ISLAMABAD - The United States has promised to help defuse Pak-India tension as Islamabad and Washington work as a team for peace talks with the Afghan Taliban, officials said. Senior officials at the foreign ministry told The Nation that Islamabad had been pushing Washington to press India for peace with Pakistan. One official said: “Washington has promised to help. They will use their influence (in India) to bring India to the talks table and stop bloodshed in Kashmir.”

Another official said the US was happy with Pakistan’s help for Washington’s direct talks with the Afghan Taliban and “we have told them we also need peace on the eastern border (with India).” He added: “The US has asked us (Pakistan) to continue work on Afghan Taliban while they (the US) use their good offices to tame India.” This week, Prime Minister Imran Khan telephoned United Nations Secretary General Antonio Guterres urging him to take notice of grave human rights violations in occupied Kashmir. “The Prime Minister also underscored UN’s role to end human rights violations being perpetrated by occupied Indian forces against Kashmiris,” said an official statement.

Earlier, president’s rule was imposed in the held Kashmir after Indian President Ram Nath Kovind’s approval. After six months of Governor’s Rule which expired on December 19, 2018, the occupied valley will now be under President’s Rule. The President’s rule was first imposed in the state in 1986, whereas the previous instance of President rule was 22 years ago.

The union cabinet headed by Prime Minister Narendra Modi took the decision this week after Governor Satya Pal Malik sent a report to the central government recommending imposition of President’s rule in the state. Curfew-like restrictions continued across occupied Kashmir earlier this week following a renewed wave of killings by Indian troops. Last week, Indian forces killed 10 youth in Pulwama district, sparking protests by residents which led to two more young people being killed and several others getting injured. Indian atrocities in the valley have left tens of thousands of people dead since 1989 — most of them civilians. But this year has been the deadliest since 2009, with more than 500 people killed so far. Authorities said last week that incidents of violence were on track to double this year compared to 2017.

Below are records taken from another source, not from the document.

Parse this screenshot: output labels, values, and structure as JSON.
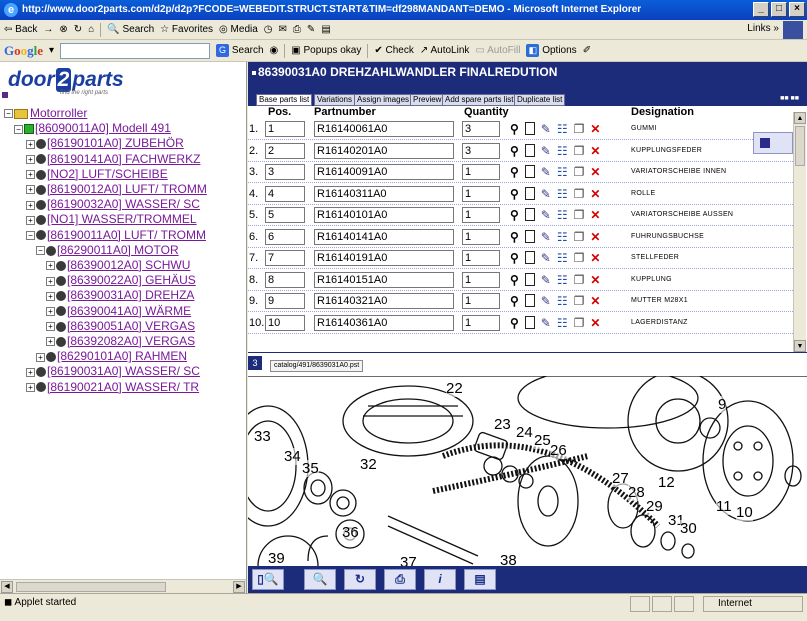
{
  "browser": {
    "title": "http://www.door2parts.com/d2p/d2p?FCODE=WEBEDIT.STRUCT.START&TIM=df298MANDANT=DEMO - Microsoft Internet Explorer",
    "toolbar": {
      "back": "Back",
      "search": "Search",
      "favorites": "Favorites",
      "media": "Media",
      "links": "Links"
    },
    "google_toolbar": {
      "logo": "Google",
      "search": "Search",
      "popups": "Popups okay",
      "check": "Check",
      "autolink": "AutoLink",
      "autofill": "AutoFill",
      "options": "Options"
    },
    "status": {
      "text": "Applet started",
      "zone": "Internet"
    }
  },
  "logo": {
    "part1": "door",
    "part2": "2",
    "part3": "parts",
    "tagline": "find the right parts"
  },
  "tree": [
    {
      "label": "Motorroller",
      "level": 0,
      "icon": "folder-icon"
    },
    {
      "label": "[86090011A0] Modell 491",
      "level": 1,
      "icon": "green-square-icon"
    },
    {
      "label": "[86190101A0] ZUBEHÖR",
      "level": 2,
      "icon": "node-icon"
    },
    {
      "label": "[86190141A0] FACHWERKZ",
      "level": 2,
      "icon": "node-icon"
    },
    {
      "label": "[NO2] LUFT/SCHEIBE",
      "level": 2,
      "icon": "node-icon"
    },
    {
      "label": "[86190012A0] LUFT/ TROMM",
      "level": 2,
      "icon": "node-icon"
    },
    {
      "label": "[86190032A0] WASSER/ SC",
      "level": 2,
      "icon": "node-icon"
    },
    {
      "label": "[NO1] WASSER/TROMMEL",
      "level": 2,
      "icon": "node-icon"
    },
    {
      "label": "[86190011A0] LUFT/ TROMM",
      "level": 2,
      "icon": "node-icon"
    },
    {
      "label": "[86290011A0] MOTOR",
      "level": 3,
      "icon": "node-icon"
    },
    {
      "label": "[86390012A0] SCHWU",
      "level": 4,
      "icon": "node-icon"
    },
    {
      "label": "[86390022A0] GEHÄUS",
      "level": 4,
      "icon": "node-icon"
    },
    {
      "label": "[86390031A0] DREHZA",
      "level": 4,
      "icon": "node-icon"
    },
    {
      "label": "[86390041A0] WÄRME",
      "level": 4,
      "icon": "node-icon"
    },
    {
      "label": "[86390051A0] VERGAS",
      "level": 4,
      "icon": "node-icon"
    },
    {
      "label": "[86392082A0] VERGAS",
      "level": 4,
      "icon": "node-icon"
    },
    {
      "label": "[86290101A0] RAHMEN",
      "level": 3,
      "icon": "node-icon"
    },
    {
      "label": "[86190031A0] WASSER/ SC",
      "level": 2,
      "icon": "node-icon"
    },
    {
      "label": "[86190021A0] WASSER/ TR",
      "level": 2,
      "icon": "node-icon"
    }
  ],
  "header": {
    "title": "86390031A0 DREHZAHLWANDLER FINALREDUTION"
  },
  "tabs": [
    {
      "label": "Base parts list",
      "active": true
    },
    {
      "label": "Variations",
      "active": false
    },
    {
      "label": "Assign images",
      "active": false
    },
    {
      "label": "Preview",
      "active": false
    },
    {
      "label": "Add spare parts list",
      "active": false
    },
    {
      "label": "Duplicate list",
      "active": false
    }
  ],
  "grid": {
    "columns": [
      "Pos.",
      "Partnumber",
      "Quantity",
      "Designation"
    ],
    "rows": [
      {
        "n": "1.",
        "pos": "1",
        "part": "R16140061A0",
        "qty": "3",
        "desig": "GUMMI"
      },
      {
        "n": "2.",
        "pos": "2",
        "part": "R16140201A0",
        "qty": "3",
        "desig": "KUPPLUNGSFEDER"
      },
      {
        "n": "3.",
        "pos": "3",
        "part": "R16140091A0",
        "qty": "1",
        "desig": "VARIATORSCHEIBE INNEN"
      },
      {
        "n": "4.",
        "pos": "4",
        "part": "R16140311A0",
        "qty": "1",
        "desig": "ROLLE"
      },
      {
        "n": "5.",
        "pos": "5",
        "part": "R16140101A0",
        "qty": "1",
        "desig": "VARIATORSCHEIBE AUSSEN"
      },
      {
        "n": "6.",
        "pos": "6",
        "part": "R16140141A0",
        "qty": "1",
        "desig": "FUHRUNGSBUCHSE"
      },
      {
        "n": "7.",
        "pos": "7",
        "part": "R16140191A0",
        "qty": "1",
        "desig": "STELLFEDER"
      },
      {
        "n": "8.",
        "pos": "8",
        "part": "R16140151A0",
        "qty": "1",
        "desig": "KUPPLUNG"
      },
      {
        "n": "9.",
        "pos": "9",
        "part": "R16140321A0",
        "qty": "1",
        "desig": "MUTTER M28X1"
      },
      {
        "n": "10.",
        "pos": "10",
        "part": "R16140361A0",
        "qty": "1",
        "desig": "LAGERDISTANZ"
      }
    ]
  },
  "image_panel": {
    "number": "3",
    "file_tab": "catalog/491/8639031A0.pst",
    "callouts": [
      "22",
      "9",
      "23",
      "24",
      "25",
      "26",
      "33",
      "34",
      "35",
      "32",
      "12",
      "27",
      "28",
      "29",
      "11",
      "10",
      "31",
      "30",
      "36",
      "39",
      "37",
      "38"
    ]
  },
  "icons": {
    "binoculars": "binoculars-icon",
    "doc": "document-icon",
    "edit": "edit-icon",
    "tree": "tree-icon",
    "copy": "copy-icon",
    "delete": "delete-icon"
  },
  "colors": {
    "accent": "#1c2b7a",
    "link": "#7a1a9a",
    "delete": "#d40000"
  }
}
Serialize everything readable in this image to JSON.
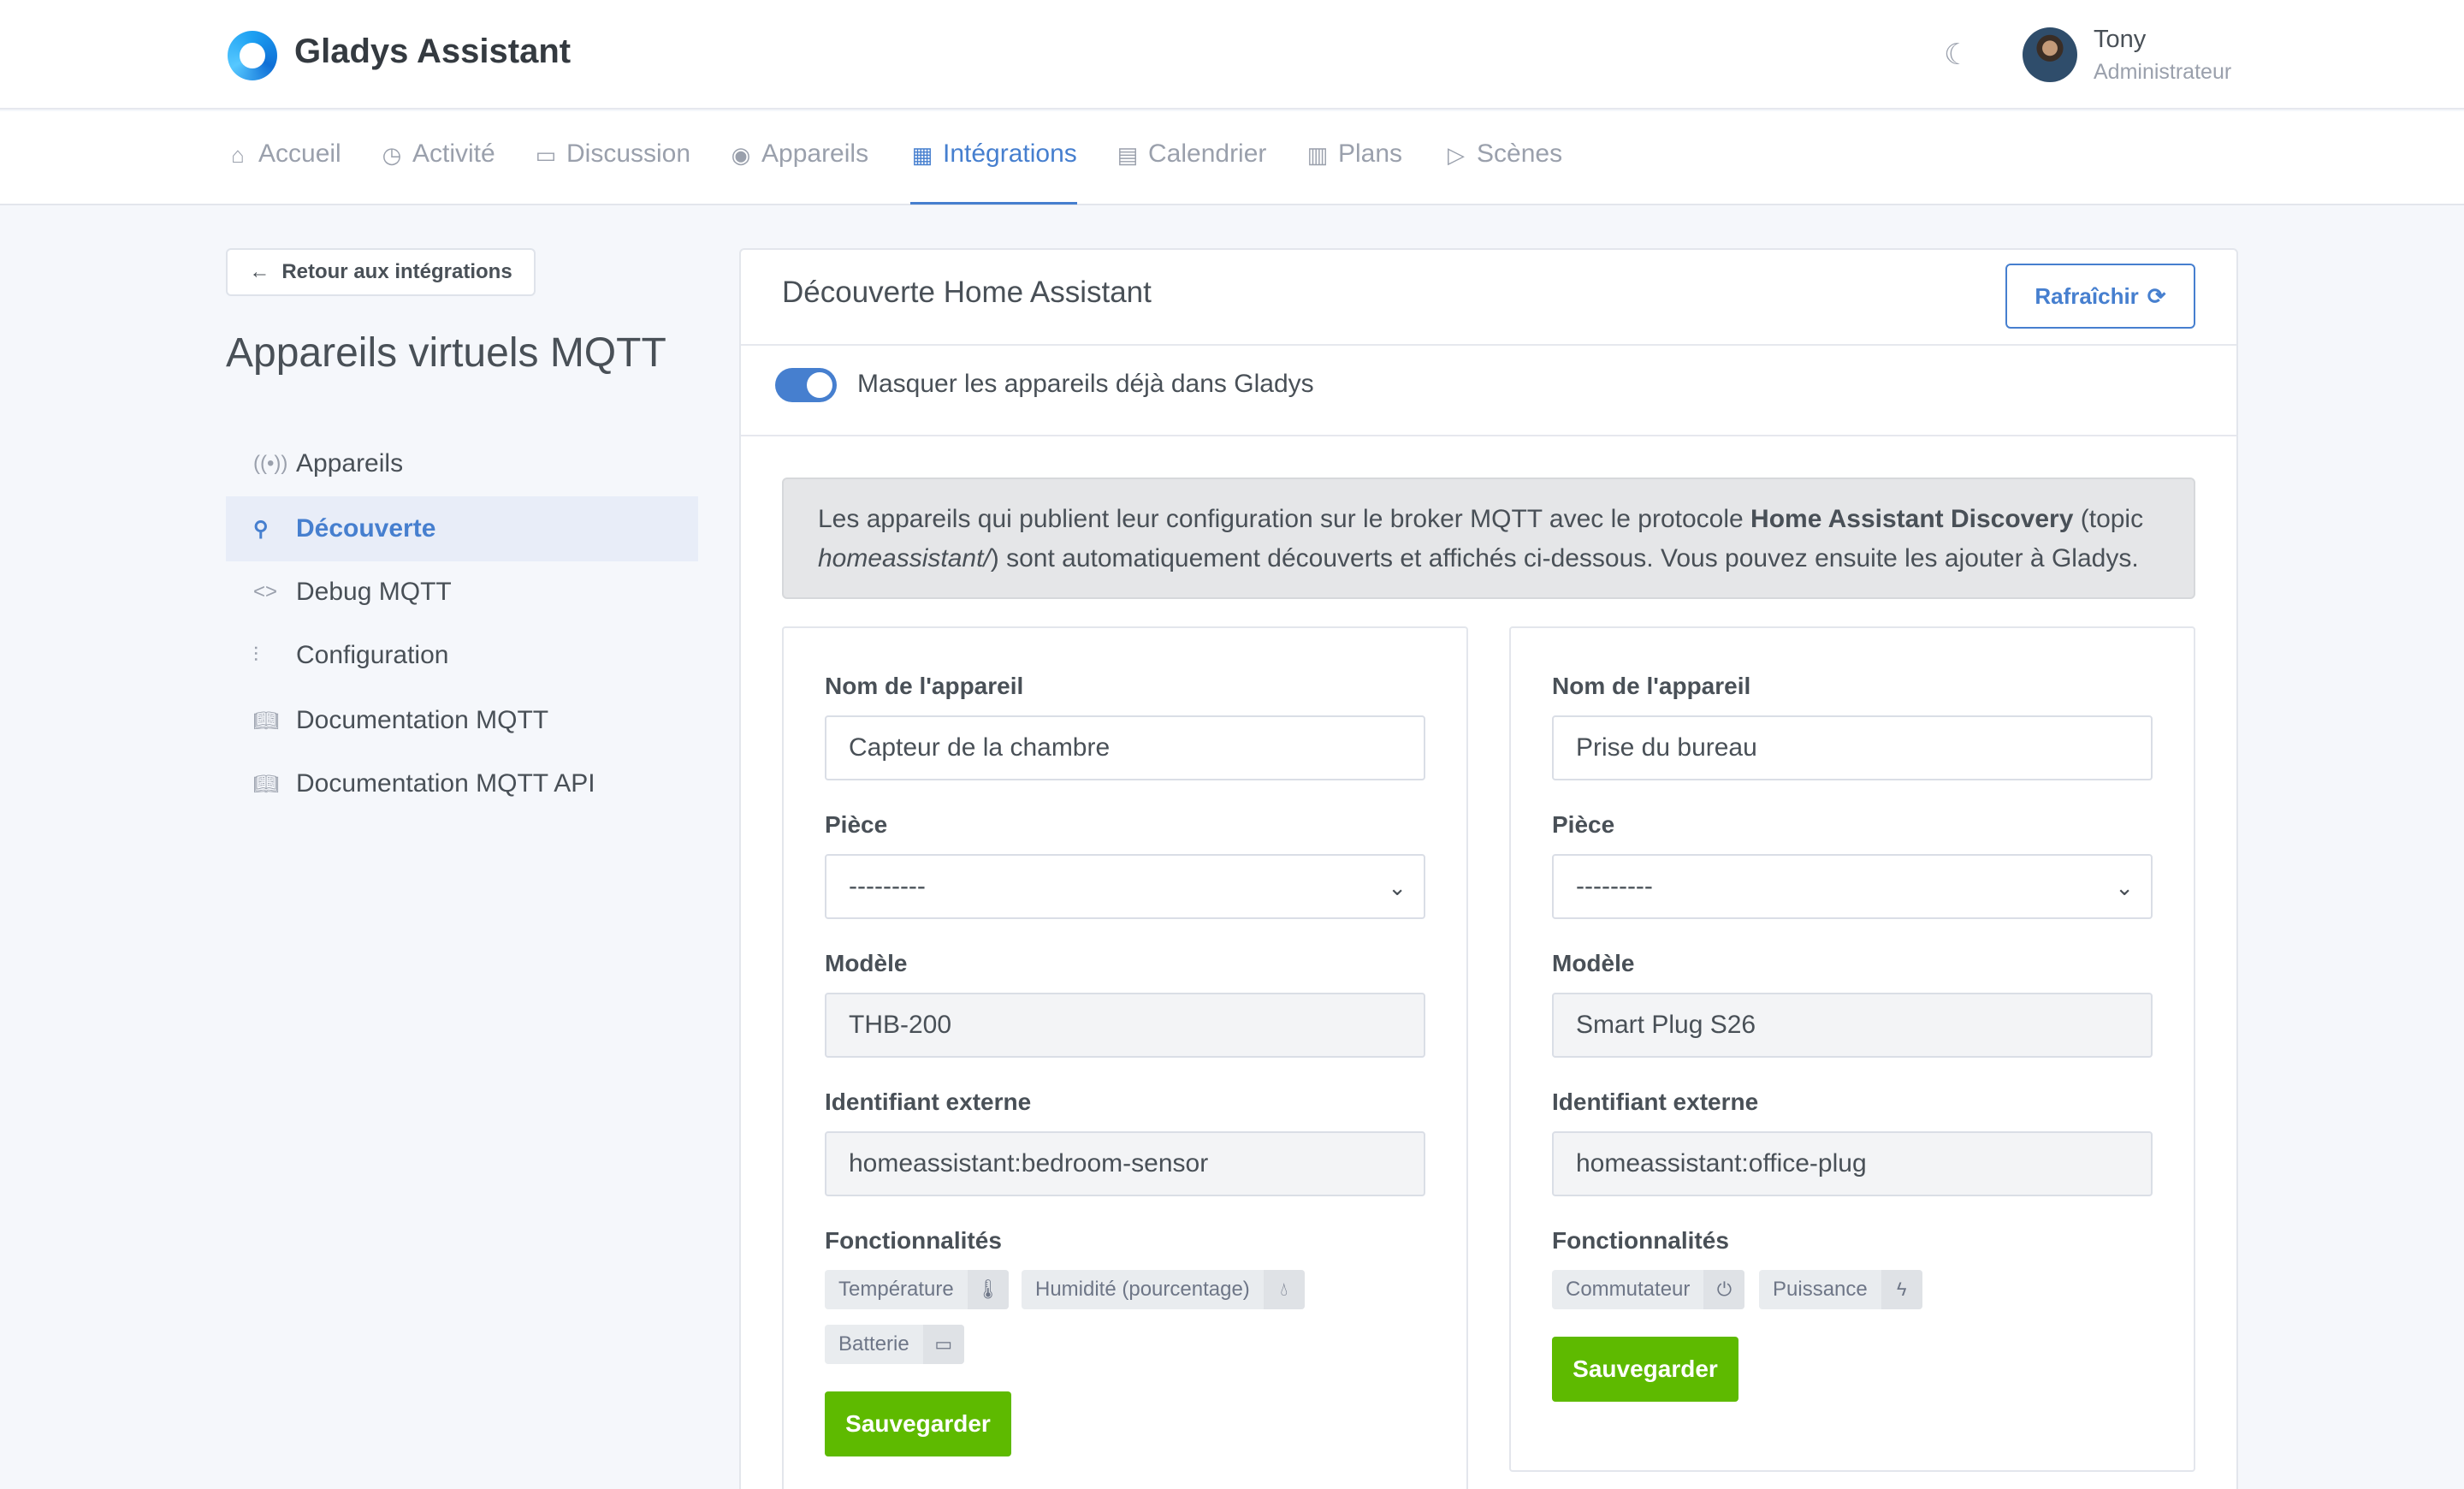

The bloodshed in Kashmir has infuriated Pakistan as it urged the international bodies to intervene. Foreign Office Spokesperson Dr Mohammed Faisal said Pakistan had offered a comprehensive roadmap to India for dialogue in which all matters were to be discussed. “The offer was made by the Prime Minister of Pakistan, our highest office. You all know how India responded to that,” he said. The spokesperson condemned the Indian brutalities in held Kashmir. “Pellet guns and force is being used against the Kashmiris.” He said India was using force to suppress the voice of the Kashmiris.” He said India should give access to international organisations to investigate the atrocities being carried out in Kashmir.

Faisal called upon India to allow the UN Military Observer Group on India and Pakistan to monitor the situation on Line of Control and Working Boundary. Pakistan, he said, had also written letters to the Secretary Generals of the United Nations and the Organization of Islamic Cooperation and a meeting of Contact Group on Kashmir will also be held soon. This year, Indian army chief Bipin Rawat came up with irresponsible statements as he backed PM Narendra Modi-led government’s decision of declining Pakistan’s offer to initiate dialogue. General Rawat rehashed the old mantra that terrorism and talks could not go hand in hand.

The Indian ministers also came with hostile statement and ultimately, India declined to let its external affairs minister Sushma Sawaraj meet Pakistani counterpart Shah Mehmood Qureshi on the sidelines of the United Nations General Assembly in September.

US itself has on a number of times advocated peace between Pakistan and India for stability in the region.